Indigenous communities in Cambodia's Ratanakiri province say the government’s economic land concession policy is taking away their land and traditional way of life, making many fear that their identity will soon be lost. Local authorities, though, have denied this is the case. VOA's Say Mony went to investigate and filed this report, narrated by Colin Lovett.
Video

Video Virginia Tavern Takes Patrons Back to Medieval Times

European martial arts are not widely practiced and are unknown by most people. A tavern in Old Town Alexandria, outside Washington, wants to change this by promoting these fighting techniques from medieval times. Through combining visual arts, martial arts and culinary arts, this tavern brings medieval history back to life. VOA's Yang Lin and Helen Wu report.
Video

Video Space Program Status Disappoints 'Last Man on the Moon'

One of the films that drew big crowds last week at the annual South by Southwest festival in Austin, Texas, tells the story of the last human being to stand on the moon, U.S. astronaut Eugene Cernan. It has been 42 years since Cernan returned from the moon and he laments that no one else has gone there since. VOA’s Greg Flakus reports.

VOA Blogs

Circumventing Censorship

An Internet Primer for Healthy Web Habits

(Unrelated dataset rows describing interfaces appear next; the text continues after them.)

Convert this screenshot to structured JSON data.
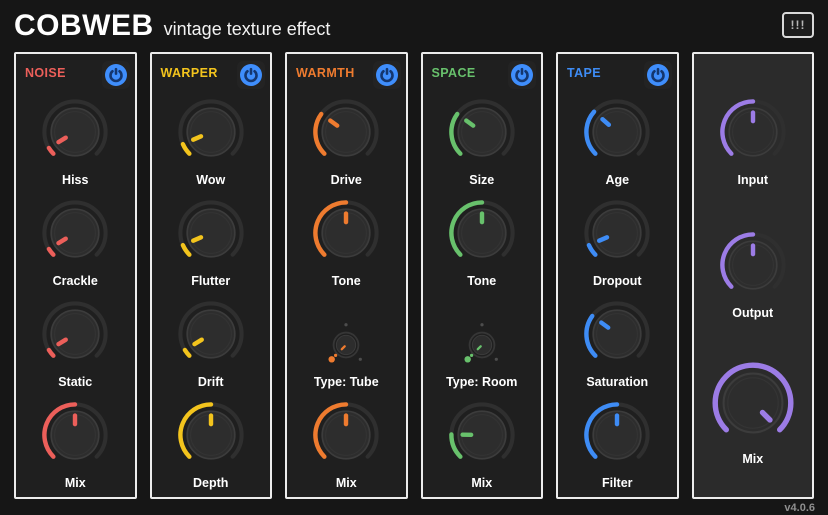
{
  "header": {
    "logo": "COBWEB",
    "subtitle": "vintage texture effect",
    "menu_button": "!!!",
    "version": "v4.0.6"
  },
  "power_icon": "power-icon",
  "power_color": "#3f8efc",
  "power_glyph_color": "#14366e",
  "sections": [
    {
      "name": "NOISE",
      "color": "#ec5f5a",
      "power_on": true,
      "knobs": [
        {
          "label": "Hiss",
          "value": 0.05
        },
        {
          "label": "Crackle",
          "value": 0.05
        },
        {
          "label": "Static",
          "value": 0.05
        },
        {
          "label": "Mix",
          "value": 0.5
        }
      ]
    },
    {
      "name": "WARPER",
      "color": "#f3c41d",
      "power_on": true,
      "knobs": [
        {
          "label": "Wow",
          "value": 0.08
        },
        {
          "label": "Flutter",
          "value": 0.08
        },
        {
          "label": "Drift",
          "value": 0.05
        },
        {
          "label": "Depth",
          "value": 0.5
        }
      ]
    },
    {
      "name": "WARMTH",
      "color": "#ee7b2f",
      "power_on": true,
      "knobs": [
        {
          "label": "Drive",
          "value": 0.3
        },
        {
          "label": "Tone",
          "value": 0.5
        },
        {
          "label": "Type: Tube",
          "value": 0,
          "type": "selector"
        },
        {
          "label": "Mix",
          "value": 0.5
        }
      ]
    },
    {
      "name": "SPACE",
      "color": "#68c16c",
      "power_on": true,
      "knobs": [
        {
          "label": "Size",
          "value": 0.3
        },
        {
          "label": "Tone",
          "value": 0.5
        },
        {
          "label": "Type: Room",
          "value": 0,
          "type": "selector"
        },
        {
          "label": "Mix",
          "value": 0.17
        }
      ]
    },
    {
      "name": "TAPE",
      "color": "#3e8cf5",
      "power_on": true,
      "knobs": [
        {
          "label": "Age",
          "value": 0.32
        },
        {
          "label": "Dropout",
          "value": 0.08
        },
        {
          "label": "Saturation",
          "value": 0.3
        },
        {
          "label": "Filter",
          "value": 0.5
        }
      ]
    }
  ],
  "master": {
    "color": "#9c7ce6",
    "knobs": [
      {
        "label": "Input",
        "value": 0.5
      },
      {
        "label": "Output",
        "value": 0.5
      },
      {
        "label": "Mix",
        "value": 1.0,
        "large": true
      }
    ]
  }
}
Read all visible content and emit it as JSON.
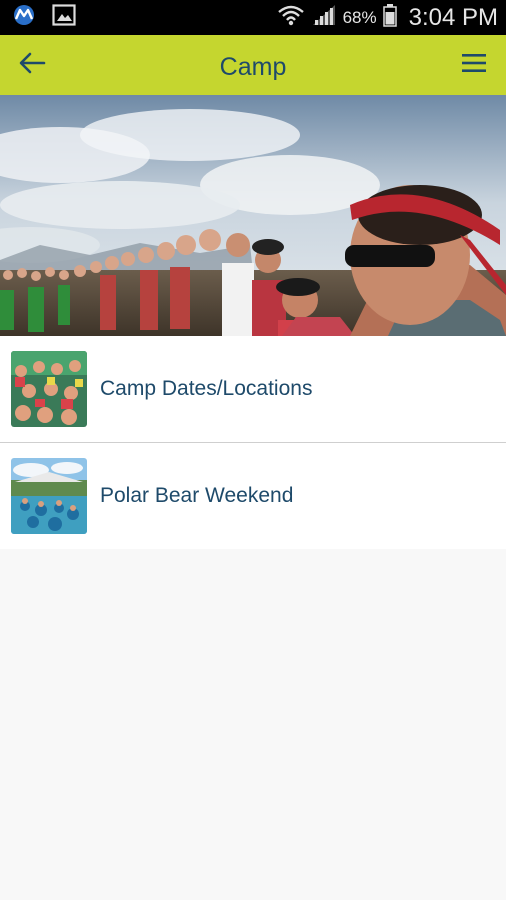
{
  "status_bar": {
    "battery_percent": "68%",
    "time": "3:04 PM",
    "icons": [
      "app-notification-icon",
      "gallery-icon",
      "wifi-icon",
      "signal-icon",
      "battery-icon"
    ]
  },
  "app_bar": {
    "title": "Camp",
    "background": "#c5d62f",
    "text_color": "#1e4a6a",
    "back_icon": "arrow-left-icon",
    "menu_icon": "hamburger-menu-icon"
  },
  "hero": {
    "image": "camp-crowd-photo"
  },
  "list": {
    "items": [
      {
        "label": "Camp Dates/Locations",
        "thumbnail": "camp-crowd-thumbnail"
      },
      {
        "label": "Polar Bear Weekend",
        "thumbnail": "polar-bear-pool-thumbnail"
      }
    ]
  }
}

As surveillance and censoring technologies advance, so, too, do new tools for your computer or mobile device that help protect your privacy and break through Internet censorship.
More